David Feige

       All I want to do is sleep. The office paged me just before 8:00 this morning, with three recently docketed cases. I am never my best in the morning, and so I barely managed to make it upright to take down the information on the new clients. Getting up too early tends to put a damper on my day, and by the time I made it back to the office 10 hours later, all I wanted to do was curl up and take a nap.
       Instead, I bail out of the honorary event I was supposed to go to–I was supposed to receive a certificate of appreciation for teaching a direct- and cross-examination seminar–and stop by a bar to offer my congratulations to a friend at Legal Aid who got an acquittal. It is nice to drink with other criminal-defense lawyers. It is one of the few places where the righteousness of the work goes unquestioned.
       Ever since I decided to do this kind of public-sector criminal-defense work, I have come up against a steady stream of skeptics. At first nobody believed I would actually do the work (during my first year of law school, a Maserati-driving dentist assured me I’d sell out). Later nobody understood why I’d do it. A partner at a friend’s law firm still tells me to call him when I am ready for a real job. At nearly every cocktail party I’ve been to in the past eight years someone has asked me how I can represent those guilty people. Sometimes it is honest curiosity; other times, a challenge. Encounters like this can still send me into a rhetorical frenzy or set me off on a combative diatribe–and they happen all the time. After a while it gets tiresome having to explain your core values to complete strangers. Besides, the answers are simple. I believe in what I do. I believe in the system I work in. I believe that in our system of justice, guilt is a matter of proof–and properly so.

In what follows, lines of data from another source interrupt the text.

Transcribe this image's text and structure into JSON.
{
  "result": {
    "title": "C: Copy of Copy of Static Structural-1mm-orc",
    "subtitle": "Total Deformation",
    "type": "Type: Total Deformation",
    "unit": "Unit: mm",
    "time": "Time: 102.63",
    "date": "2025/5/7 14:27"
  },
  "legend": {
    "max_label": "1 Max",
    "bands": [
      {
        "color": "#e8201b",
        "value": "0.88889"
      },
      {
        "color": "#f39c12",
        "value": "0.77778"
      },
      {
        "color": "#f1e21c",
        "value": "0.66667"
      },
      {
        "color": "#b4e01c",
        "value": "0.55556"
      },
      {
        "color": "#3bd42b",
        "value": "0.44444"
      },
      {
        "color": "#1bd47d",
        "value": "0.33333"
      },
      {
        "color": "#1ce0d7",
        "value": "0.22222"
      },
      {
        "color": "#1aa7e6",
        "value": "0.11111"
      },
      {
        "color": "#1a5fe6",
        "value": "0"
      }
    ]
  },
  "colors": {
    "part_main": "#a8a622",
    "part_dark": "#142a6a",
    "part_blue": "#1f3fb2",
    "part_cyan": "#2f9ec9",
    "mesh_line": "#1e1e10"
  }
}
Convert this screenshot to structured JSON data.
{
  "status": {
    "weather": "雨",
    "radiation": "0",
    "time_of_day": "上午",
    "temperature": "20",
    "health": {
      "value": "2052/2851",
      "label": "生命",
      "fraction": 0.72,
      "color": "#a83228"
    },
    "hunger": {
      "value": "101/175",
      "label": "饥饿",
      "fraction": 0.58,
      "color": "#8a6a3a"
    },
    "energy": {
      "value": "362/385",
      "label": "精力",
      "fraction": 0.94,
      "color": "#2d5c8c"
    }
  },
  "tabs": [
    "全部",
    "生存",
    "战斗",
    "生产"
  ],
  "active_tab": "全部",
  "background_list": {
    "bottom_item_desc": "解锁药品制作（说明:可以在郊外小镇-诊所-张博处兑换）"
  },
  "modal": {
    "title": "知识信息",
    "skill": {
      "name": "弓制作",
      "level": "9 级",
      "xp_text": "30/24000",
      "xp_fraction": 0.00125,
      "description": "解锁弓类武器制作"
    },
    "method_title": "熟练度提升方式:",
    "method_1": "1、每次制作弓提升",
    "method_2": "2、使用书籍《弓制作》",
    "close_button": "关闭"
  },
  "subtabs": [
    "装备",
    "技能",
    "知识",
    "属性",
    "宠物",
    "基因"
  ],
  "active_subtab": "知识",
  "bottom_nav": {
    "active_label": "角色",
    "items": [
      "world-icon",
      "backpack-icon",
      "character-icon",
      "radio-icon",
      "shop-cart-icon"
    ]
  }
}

       I am the last stop for most of the people I represent. They come to me, their liberty about to be taken away from them, after they have failed or been failed by the other support systems built into our society. My colleagues and I stand between them and prison. We are their last bulwark against the tremendous power of the state. We fight to get people out of jail and ensure that they don’t go back in; we fight unjust search warrants and all the ways the government gets into your home and your phones and your life. Everything we do is about preserving individuals’ liberty, whether they’re guilty or not. As it happens, they are not guilty much more often than you would think. But that’s not the point. The point is that the people we defend are people who would otherwise be condemned as a result of their status as poor, minority defendants. These are the people who are the most marginalized and easiest to overlook. I am proud to be their voice. I would stand in no other place.

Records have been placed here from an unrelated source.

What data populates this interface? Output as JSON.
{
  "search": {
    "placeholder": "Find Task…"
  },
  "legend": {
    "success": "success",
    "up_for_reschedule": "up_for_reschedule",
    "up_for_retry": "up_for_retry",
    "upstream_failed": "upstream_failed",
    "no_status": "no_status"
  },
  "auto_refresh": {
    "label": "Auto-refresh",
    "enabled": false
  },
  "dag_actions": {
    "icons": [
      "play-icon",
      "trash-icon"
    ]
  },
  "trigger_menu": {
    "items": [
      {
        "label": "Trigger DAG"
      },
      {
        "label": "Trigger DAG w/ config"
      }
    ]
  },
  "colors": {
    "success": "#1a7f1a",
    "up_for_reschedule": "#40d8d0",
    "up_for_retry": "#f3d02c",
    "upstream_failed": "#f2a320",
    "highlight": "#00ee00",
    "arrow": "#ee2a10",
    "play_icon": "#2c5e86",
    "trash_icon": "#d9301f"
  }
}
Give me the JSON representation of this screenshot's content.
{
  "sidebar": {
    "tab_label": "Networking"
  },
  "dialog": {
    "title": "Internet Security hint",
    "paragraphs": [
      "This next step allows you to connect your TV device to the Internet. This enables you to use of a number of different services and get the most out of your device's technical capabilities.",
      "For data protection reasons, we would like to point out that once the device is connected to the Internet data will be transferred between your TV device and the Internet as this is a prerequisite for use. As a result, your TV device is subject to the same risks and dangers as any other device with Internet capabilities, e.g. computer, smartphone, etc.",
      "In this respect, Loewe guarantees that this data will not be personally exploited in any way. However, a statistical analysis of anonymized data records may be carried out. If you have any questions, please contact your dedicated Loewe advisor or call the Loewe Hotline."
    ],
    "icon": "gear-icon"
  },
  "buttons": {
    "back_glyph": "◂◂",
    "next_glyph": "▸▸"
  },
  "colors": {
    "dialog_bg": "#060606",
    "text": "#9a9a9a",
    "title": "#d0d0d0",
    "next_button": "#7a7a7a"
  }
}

       The client of the people I came to congratulate was charged with selling $60 worth of crack cocaine. Six times, their client refused a plea bargain in which he was promised probation. On the face of it, this was a crazy thing to do, since if he went to trial and lost, the judge would be required by law to sentence him to a minimum of 1 to 3 years and a maximum of 8 1/3 to 25 years in prison. (This is how mandatory drug sentencing laws frequently coerce innocent people into pleading guilty.) But the defendant, who had never been arrested before in his life, was adamant about his innocence. Although before the trial he’d been out on bail and made every court appearance, the judge who tried the case revoked his bail and put him in jail for the duration of the trial–just to make sure he showed up. The jury found him not guilty, and he was released from jail this afternoon, free and exonerated.